BEGIN MATERIAL SHOWN
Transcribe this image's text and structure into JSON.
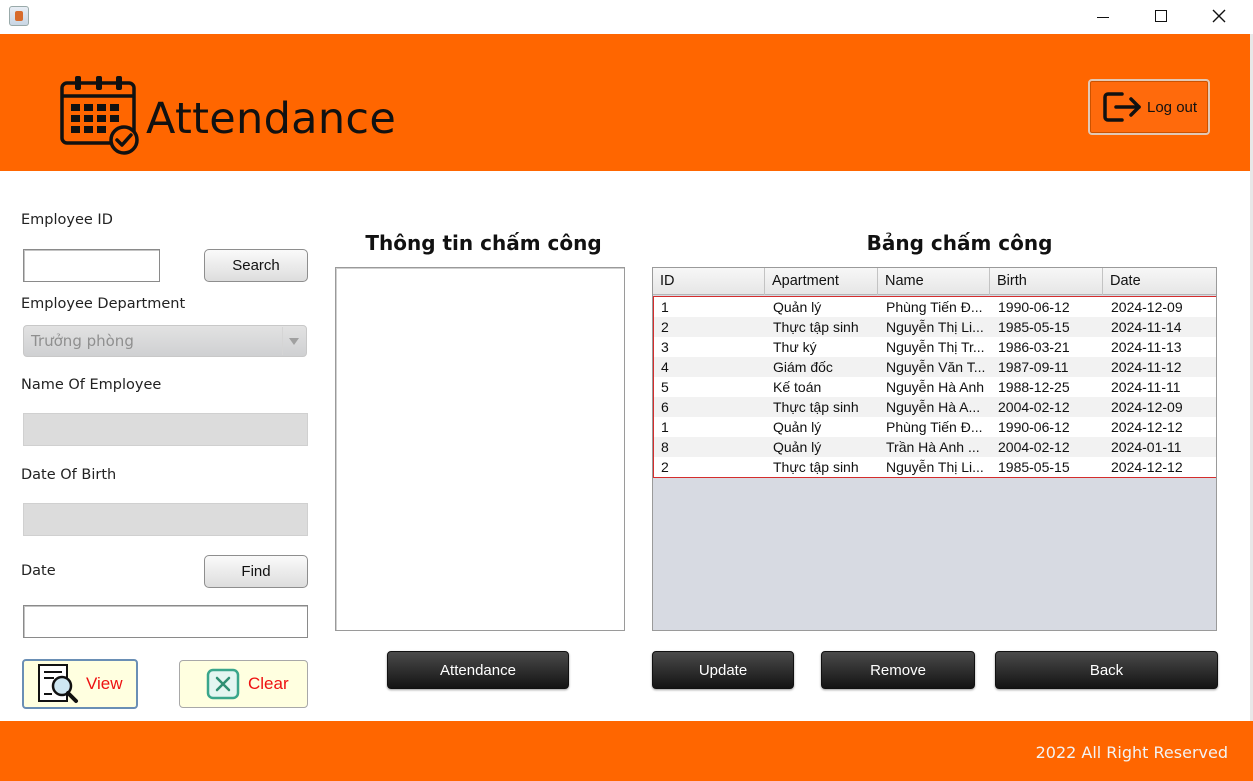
{
  "header": {
    "title": "Attendance",
    "logout_label": "Log out",
    "accent_color": "#ff6600"
  },
  "form": {
    "employee_id_label": "Employee ID",
    "employee_id_value": "",
    "search_label": "Search",
    "department_label": "Employee Department",
    "department_value": "Trưởng phòng",
    "name_label": "Name Of Employee",
    "name_value": "",
    "dob_label": "Date Of Birth",
    "dob_value": "",
    "date_label": "Date",
    "find_label": "Find",
    "date_value": "",
    "view_label": "View",
    "clear_label": "Clear"
  },
  "info_panel": {
    "title": "Thông tin chấm công",
    "attendance_button": "Attendance"
  },
  "table_panel": {
    "title": "Bảng chấm công",
    "columns": [
      "ID",
      "Apartment",
      "Name",
      "Birth",
      "Date"
    ],
    "rows": [
      [
        "1",
        "Quản lý",
        "Phùng Tiến Đ...",
        "1990-06-12",
        "2024-12-09"
      ],
      [
        "2",
        "Thực tập sinh",
        "Nguyễn Thị Li...",
        "1985-05-15",
        "2024-11-14"
      ],
      [
        "3",
        "Thư ký",
        "Nguyễn Thị Tr...",
        "1986-03-21",
        "2024-11-13"
      ],
      [
        "4",
        "Giám đốc",
        "Nguyễn Văn T...",
        "1987-09-11",
        "2024-11-12"
      ],
      [
        "5",
        "Kế toán",
        "Nguyễn Hà Anh",
        "1988-12-25",
        "2024-11-11"
      ],
      [
        "6",
        "Thực tập sinh",
        "Nguyễn Hà A...",
        "2004-02-12",
        "2024-12-09"
      ],
      [
        "1",
        "Quản lý",
        "Phùng Tiến Đ...",
        "1990-06-12",
        "2024-12-12"
      ],
      [
        "8",
        "Quản lý",
        "Trần Hà Anh ...",
        "2004-02-12",
        "2024-01-11"
      ],
      [
        "2",
        "Thực tập sinh",
        "Nguyễn Thị Li...",
        "1985-05-15",
        "2024-12-12"
      ]
    ],
    "update_button": "Update",
    "remove_button": "Remove",
    "back_button": "Back"
  },
  "footer": {
    "text": "2022 All Right Reserved"
  }
}
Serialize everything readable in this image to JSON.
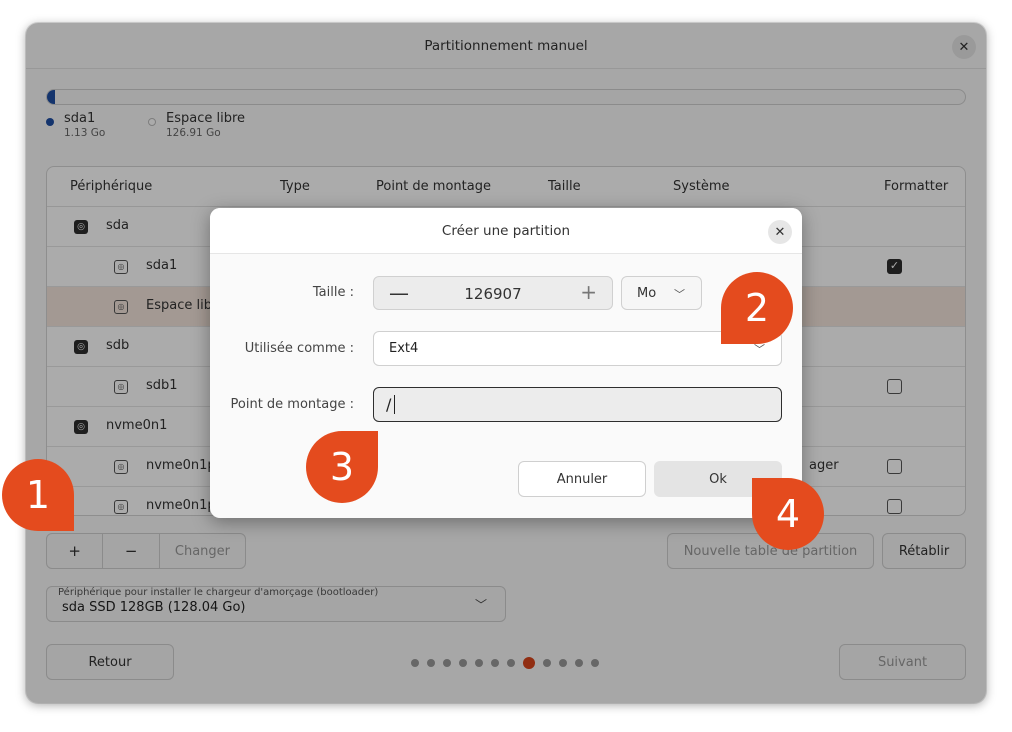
{
  "window": {
    "title": "Partitionnement manuel"
  },
  "usage": {
    "legend": [
      {
        "label": "sda1",
        "size": "1.13 Go",
        "color": "#1f4ea3"
      },
      {
        "label": "Espace libre",
        "size": "126.91 Go",
        "color": "#ffffff"
      }
    ],
    "fill_fraction": 0.009
  },
  "table": {
    "headers": [
      "Périphérique",
      "Type",
      "Point de montage",
      "Taille",
      "Système",
      "Formatter"
    ],
    "rows": [
      {
        "name": "sda",
        "kind": "disk"
      },
      {
        "name": "sda1",
        "kind": "partition",
        "formatter": true
      },
      {
        "name": "Espace libre",
        "kind": "partition",
        "selected": true
      },
      {
        "name": "sdb",
        "kind": "disk"
      },
      {
        "name": "sdb1",
        "kind": "partition",
        "formatter": false
      },
      {
        "name": "nvme0n1",
        "kind": "disk"
      },
      {
        "name": "nvme0n1p",
        "kind": "partition",
        "system_fragment": "ager",
        "formatter": false
      },
      {
        "name": "nvme0n1p",
        "kind": "partition",
        "formatter": false
      }
    ]
  },
  "toolbar": {
    "add": "+",
    "remove": "−",
    "change": "Changer",
    "new_table": "Nouvelle table de partition",
    "reset": "Rétablir"
  },
  "bootloader": {
    "caption": "Périphérique pour installer le chargeur d'amorçage (bootloader)",
    "value": "sda SSD 128GB (128.04 Go)"
  },
  "footer": {
    "back": "Retour",
    "next": "Suivant",
    "steps_total": 12,
    "step_current": 7
  },
  "dialog": {
    "title": "Créer une partition",
    "size_label": "Taille :",
    "size_value": "126907",
    "unit": "Mo",
    "used_as_label": "Utilisée comme :",
    "used_as_value": "Ext4",
    "mount_label": "Point de montage :",
    "mount_value": "/",
    "cancel": "Annuler",
    "ok": "Ok"
  },
  "annotations": [
    "1",
    "2",
    "3",
    "4"
  ],
  "colors": {
    "accent": "#e44b1e",
    "selection": "#f3e4dc"
  },
  "icons": [
    "close-icon",
    "disk-icon",
    "partition-icon",
    "checkbox-checked-icon",
    "chevron-down-icon",
    "minus-icon",
    "plus-icon"
  ]
}
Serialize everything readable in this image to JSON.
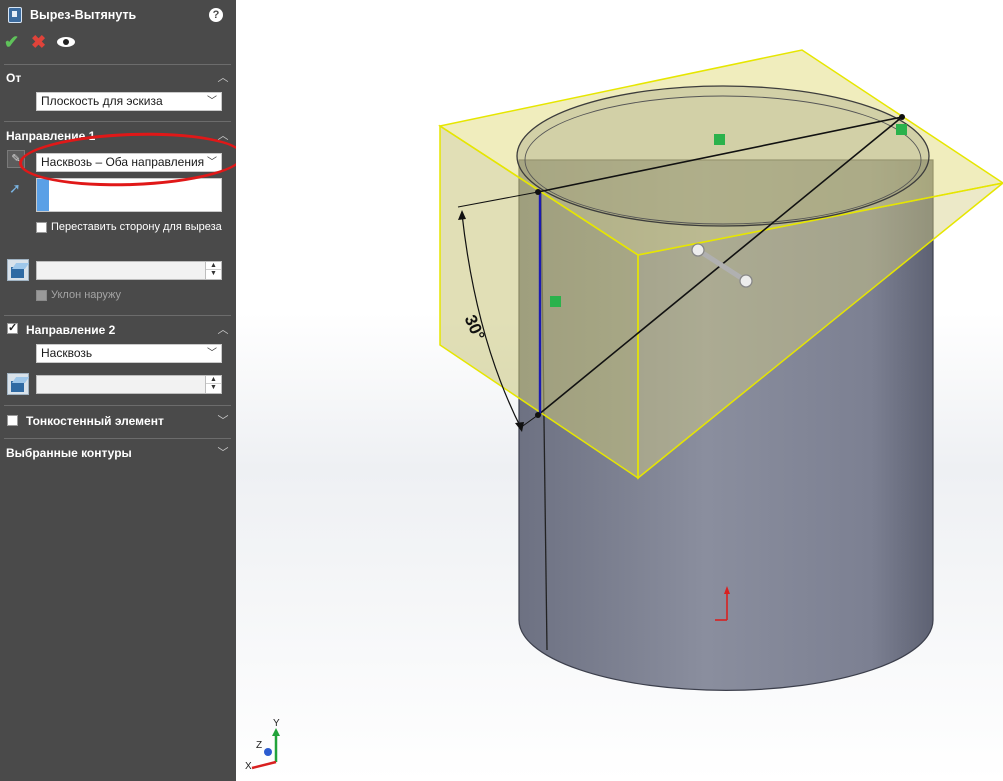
{
  "panel": {
    "title": "Вырез-Вытянуть",
    "icons": {
      "feature": "cut-extrude-icon",
      "help": "help-icon",
      "ok": "checkmark-icon",
      "cancel": "close-icon",
      "preview": "eye-icon"
    },
    "help_glyph": "?",
    "from": {
      "header": "От",
      "dropdown_value": "Плоскость для эскиза"
    },
    "direction1": {
      "header": "Направление 1",
      "end_condition": "Насквозь – Оба направления",
      "flip_side_label": "Переставить сторону для выреза",
      "draft_outward_label": "Уклон наружу",
      "flip_side_checked": false,
      "draft_outward_enabled": false
    },
    "direction2": {
      "header": "Направление 2",
      "checked": true,
      "end_condition": "Насквозь"
    },
    "thin_feature": {
      "header": "Тонкостенный элемент",
      "checked": false
    },
    "selected_contours": {
      "header": "Выбранные контуры"
    }
  },
  "viewport": {
    "angle_dimension": "30°",
    "triad": {
      "y": "Y",
      "z": "Z",
      "x": "X"
    }
  },
  "colors": {
    "panel_bg": "#4a4a4a",
    "annotation_red": "#e01818",
    "preview_fill": "#d8d36a",
    "preview_edge": "#e6e600",
    "cylinder": "#7d8191",
    "sketch_line": "#1b1bb0",
    "relation_green": "#2bb24c"
  }
}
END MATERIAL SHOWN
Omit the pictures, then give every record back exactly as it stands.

Transcribe this image's text and structure into JSON.
{
  "header": {
    "title": "Attendance",
    "logout_label": "Log out",
    "accent_color": "#ff6600"
  },
  "form": {
    "employee_id_label": "Employee ID",
    "employee_id_value": "",
    "search_label": "Search",
    "department_label": "Employee Department",
    "department_value": "Trưởng phòng",
    "name_label": "Name Of Employee",
    "name_value": "",
    "dob_label": "Date Of Birth",
    "dob_value": "",
    "date_label": "Date",
    "find_label": "Find",
    "date_value": "",
    "view_label": "View",
    "clear_label": "Clear"
  },
  "info_panel": {
    "title": "Thông tin chấm công",
    "attendance_button": "Attendance"
  },
  "table_panel": {
    "title": "Bảng chấm công",
    "columns": [
      "ID",
      "Apartment",
      "Name",
      "Birth",
      "Date"
    ],
    "rows": [
      [
        "1",
        "Quản lý",
        "Phùng Tiến Đ...",
        "1990-06-12",
        "2024-12-09"
      ],
      [
        "2",
        "Thực tập sinh",
        "Nguyễn Thị Li...",
        "1985-05-15",
        "2024-11-14"
      ],
      [
        "3",
        "Thư ký",
        "Nguyễn Thị Tr...",
        "1986-03-21",
        "2024-11-13"
      ],
      [
        "4",
        "Giám đốc",
        "Nguyễn Văn T...",
        "1987-09-11",
        "2024-11-12"
      ],
      [
        "5",
        "Kế toán",
        "Nguyễn Hà Anh",
        "1988-12-25",
        "2024-11-11"
      ],
      [
        "6",
        "Thực tập sinh",
        "Nguyễn Hà A...",
        "2004-02-12",
        "2024-12-09"
      ],
      [
        "1",
        "Quản lý",
        "Phùng Tiến Đ...",
        "1990-06-12",
        "2024-12-12"
      ],
      [
        "8",
        "Quản lý",
        "Trần Hà Anh ...",
        "2004-02-12",
        "2024-01-11"
      ],
      [
        "2",
        "Thực tập sinh",
        "Nguyễn Thị Li...",
        "1985-05-15",
        "2024-12-12"
      ]
    ],
    "update_button": "Update",
    "remove_button": "Remove",
    "back_button": "Back"
  },
  "footer": {
    "text": "2022 All Right Reserved"
  }
}
Serialize everything readable in this image to JSON.
{
  "window": {
    "title": "Partitionnement manuel"
  },
  "usage": {
    "legend": [
      {
        "label": "sda1",
        "size": "1.13 Go",
        "color": "#1f4ea3"
      },
      {
        "label": "Espace libre",
        "size": "126.91 Go",
        "color": "#ffffff"
      }
    ],
    "fill_fraction": 0.009
  },
  "table": {
    "headers": [
      "Périphérique",
      "Type",
      "Point de montage",
      "Taille",
      "Système",
      "Formatter"
    ],
    "rows": [
      {
        "name": "sda",
        "kind": "disk"
      },
      {
        "name": "sda1",
        "kind": "partition",
        "formatter": true
      },
      {
        "name": "Espace libre",
        "kind": "partition",
        "selected": true
      },
      {
        "name": "sdb",
        "kind": "disk"
      },
      {
        "name": "sdb1",
        "kind": "partition",
        "formatter": false
      },
      {
        "name": "nvme0n1",
        "kind": "disk"
      },
      {
        "name": "nvme0n1p",
        "kind": "partition",
        "system_fragment": "ager",
        "formatter": false
      },
      {
        "name": "nvme0n1p",
        "kind": "partition",
        "formatter": false
      }
    ]
  },
  "toolbar": {
    "add": "+",
    "remove": "−",
    "change": "Changer",
    "new_table": "Nouvelle table de partition",
    "reset": "Rétablir"
  },
  "bootloader": {
    "caption": "Périphérique pour installer le chargeur d'amorçage (bootloader)",
    "value": "sda SSD 128GB (128.04 Go)"
  },
  "footer": {
    "back": "Retour",
    "next": "Suivant",
    "steps_total": 12,
    "step_current": 7
  },
  "dialog": {
    "title": "Créer une partition",
    "size_label": "Taille :",
    "size_value": "126907",
    "unit": "Mo",
    "used_as_label": "Utilisée comme :",
    "used_as_value": "Ext4",
    "mount_label": "Point de montage :",
    "mount_value": "/",
    "cancel": "Annuler",
    "ok": "Ok"
  },
  "annotations": [
    "1",
    "2",
    "3",
    "4"
  ],
  "colors": {
    "accent": "#e44b1e",
    "selection": "#f3e4dc"
  },
  "icons": [
    "close-icon",
    "disk-icon",
    "partition-icon",
    "checkbox-checked-icon",
    "chevron-down-icon",
    "minus-icon",
    "plus-icon"
  ]
}
Serialize everything readable in this image to JSON.
{
  "panel": {
    "title": "Вырез-Вытянуть",
    "icons": {
      "feature": "cut-extrude-icon",
      "help": "help-icon",
      "ok": "checkmark-icon",
      "cancel": "close-icon",
      "preview": "eye-icon"
    },
    "help_glyph": "?",
    "from": {
      "header": "От",
      "dropdown_value": "Плоскость для эскиза"
    },
    "direction1": {
      "header": "Направление 1",
      "end_condition": "Насквозь – Оба направления",
      "flip_side_label": "Переставить сторону для выреза",
      "draft_outward_label": "Уклон наружу",
      "flip_side_checked": false,
      "draft_outward_enabled": false
    },
    "direction2": {
      "header": "Направление 2",
      "checked": true,
      "end_condition": "Насквозь"
    },
    "thin_feature": {
      "header": "Тонкостенный элемент",
      "checked": false
    },
    "selected_contours": {
      "header": "Выбранные контуры"
    }
  },
  "viewport": {
    "angle_dimension": "30°",
    "triad": {
      "y": "Y",
      "z": "Z",
      "x": "X"
    }
  },
  "colors": {
    "panel_bg": "#4a4a4a",
    "annotation_red": "#e01818",
    "preview_fill": "#d8d36a",
    "preview_edge": "#e6e600",
    "cylinder": "#7d8191",
    "sketch_line": "#1b1bb0",
    "relation_green": "#2bb24c"
  }
}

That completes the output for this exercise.